Profit vs. Cash in the Bank
When your accountant did your taxes, were you confused because your net income was good, but your cash balances were low?
You already know the payments you get from your customers increase your cash balance, and the expenses you pay decrease the cash balance. The net is profit, and many assume that this should match their cash in the bank.
During this time especially, small business owners are discovering that this isn’t the case.
As you face financial challenges during this global crisis or work to pay the taxes you owe, it can become evident that the cash just isn’t there. So, where did it all go?!
What is often forgotten are the things paid out of the bank account that don’t touch the profit and loss statement.
Here are some of the most common items that can drain your cash:
Payroll Taxes withheld from an employee to be paid later to the Federal and State governments.
Loan Payments - the interest goes on the P&L (profit and loss statement or income statement), but the reduction in the amount owed (principal) does not affect P&L and uses cash.
Inventory Purchases - if you don’t expense items as you buy them but put them into an inventory account, you need to count the purchases as a cash-flow item.
Credit Card Charges are entered as an expense but are usually paid monthly. It’s easy to forget that payment still has to come out of the bank.
Owner Draws - it is so easy to pull cash out of the business when you need it without creating a plan for what to take out when.
Inventory, Equipment, Autos and Property Purchases - every company is different, but purchases of items over a certain amount are not expensed on the P&L but put on the books as an asset. This can be a significant draw on cash.
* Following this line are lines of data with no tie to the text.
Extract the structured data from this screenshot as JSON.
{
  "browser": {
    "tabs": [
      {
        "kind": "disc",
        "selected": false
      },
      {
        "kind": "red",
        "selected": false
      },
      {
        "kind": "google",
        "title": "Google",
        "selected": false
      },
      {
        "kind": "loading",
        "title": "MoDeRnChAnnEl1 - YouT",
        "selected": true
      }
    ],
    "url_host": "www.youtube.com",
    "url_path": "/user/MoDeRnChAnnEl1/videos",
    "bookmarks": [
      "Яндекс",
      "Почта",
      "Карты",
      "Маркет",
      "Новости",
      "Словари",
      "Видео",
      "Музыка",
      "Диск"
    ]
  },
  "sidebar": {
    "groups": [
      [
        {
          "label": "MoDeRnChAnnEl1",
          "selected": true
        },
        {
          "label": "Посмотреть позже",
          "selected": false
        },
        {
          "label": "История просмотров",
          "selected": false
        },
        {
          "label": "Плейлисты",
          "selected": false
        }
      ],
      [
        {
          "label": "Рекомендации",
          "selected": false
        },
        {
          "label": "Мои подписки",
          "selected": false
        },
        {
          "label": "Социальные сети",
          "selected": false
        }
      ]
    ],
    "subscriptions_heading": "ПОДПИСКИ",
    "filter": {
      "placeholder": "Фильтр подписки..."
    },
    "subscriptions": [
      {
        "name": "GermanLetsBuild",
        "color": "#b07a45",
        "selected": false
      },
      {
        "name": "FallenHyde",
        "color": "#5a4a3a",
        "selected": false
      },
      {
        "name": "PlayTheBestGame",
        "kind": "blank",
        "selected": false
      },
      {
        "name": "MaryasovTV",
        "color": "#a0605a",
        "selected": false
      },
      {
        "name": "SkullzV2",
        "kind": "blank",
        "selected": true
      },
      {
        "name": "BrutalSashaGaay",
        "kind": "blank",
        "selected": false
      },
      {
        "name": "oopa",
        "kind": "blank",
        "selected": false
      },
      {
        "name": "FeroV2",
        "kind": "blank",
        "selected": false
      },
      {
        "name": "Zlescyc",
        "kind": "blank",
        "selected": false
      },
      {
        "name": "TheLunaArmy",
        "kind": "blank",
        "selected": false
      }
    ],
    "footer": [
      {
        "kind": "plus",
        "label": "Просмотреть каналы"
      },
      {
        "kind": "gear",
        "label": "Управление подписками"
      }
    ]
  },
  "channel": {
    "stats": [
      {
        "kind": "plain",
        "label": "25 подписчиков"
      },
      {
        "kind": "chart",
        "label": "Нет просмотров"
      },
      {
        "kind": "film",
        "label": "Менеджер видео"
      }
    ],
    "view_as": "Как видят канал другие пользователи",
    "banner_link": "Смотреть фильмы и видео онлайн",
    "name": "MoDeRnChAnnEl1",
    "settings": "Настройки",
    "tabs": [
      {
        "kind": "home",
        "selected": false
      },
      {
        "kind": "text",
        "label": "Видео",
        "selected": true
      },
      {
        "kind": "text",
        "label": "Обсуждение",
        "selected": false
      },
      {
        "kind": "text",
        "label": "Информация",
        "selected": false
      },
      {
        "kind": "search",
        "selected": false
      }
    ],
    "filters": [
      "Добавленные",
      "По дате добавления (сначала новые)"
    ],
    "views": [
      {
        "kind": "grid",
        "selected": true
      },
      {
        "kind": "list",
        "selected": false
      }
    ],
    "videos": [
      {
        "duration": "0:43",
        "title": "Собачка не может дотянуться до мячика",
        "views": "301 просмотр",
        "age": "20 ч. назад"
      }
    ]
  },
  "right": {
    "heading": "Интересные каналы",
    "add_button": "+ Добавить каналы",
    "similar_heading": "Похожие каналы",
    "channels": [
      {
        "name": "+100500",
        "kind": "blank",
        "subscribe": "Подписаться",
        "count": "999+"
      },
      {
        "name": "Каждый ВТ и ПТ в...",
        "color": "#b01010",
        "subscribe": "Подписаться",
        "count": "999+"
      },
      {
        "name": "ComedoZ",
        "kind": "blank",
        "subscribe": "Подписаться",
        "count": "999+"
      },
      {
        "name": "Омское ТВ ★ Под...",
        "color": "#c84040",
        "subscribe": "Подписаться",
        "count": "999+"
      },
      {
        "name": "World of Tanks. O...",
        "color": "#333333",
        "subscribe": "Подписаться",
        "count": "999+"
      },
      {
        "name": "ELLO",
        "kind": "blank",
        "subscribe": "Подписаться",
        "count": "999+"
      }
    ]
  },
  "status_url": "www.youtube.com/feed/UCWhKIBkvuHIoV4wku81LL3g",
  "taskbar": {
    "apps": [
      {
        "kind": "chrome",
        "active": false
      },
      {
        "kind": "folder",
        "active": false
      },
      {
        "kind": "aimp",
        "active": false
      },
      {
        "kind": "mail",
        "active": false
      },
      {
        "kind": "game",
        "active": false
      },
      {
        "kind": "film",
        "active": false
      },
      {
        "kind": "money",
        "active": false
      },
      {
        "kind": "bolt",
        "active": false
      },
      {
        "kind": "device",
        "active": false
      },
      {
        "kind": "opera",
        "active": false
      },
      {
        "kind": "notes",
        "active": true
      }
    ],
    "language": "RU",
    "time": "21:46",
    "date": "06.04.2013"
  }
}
If you’re looking for a better way to use your cash and make sure you have the money when you need it, reach out to us to schedule a time to talk. We have helped other entrepreneurs like you make a difference in their cash flow – and their peace of mind.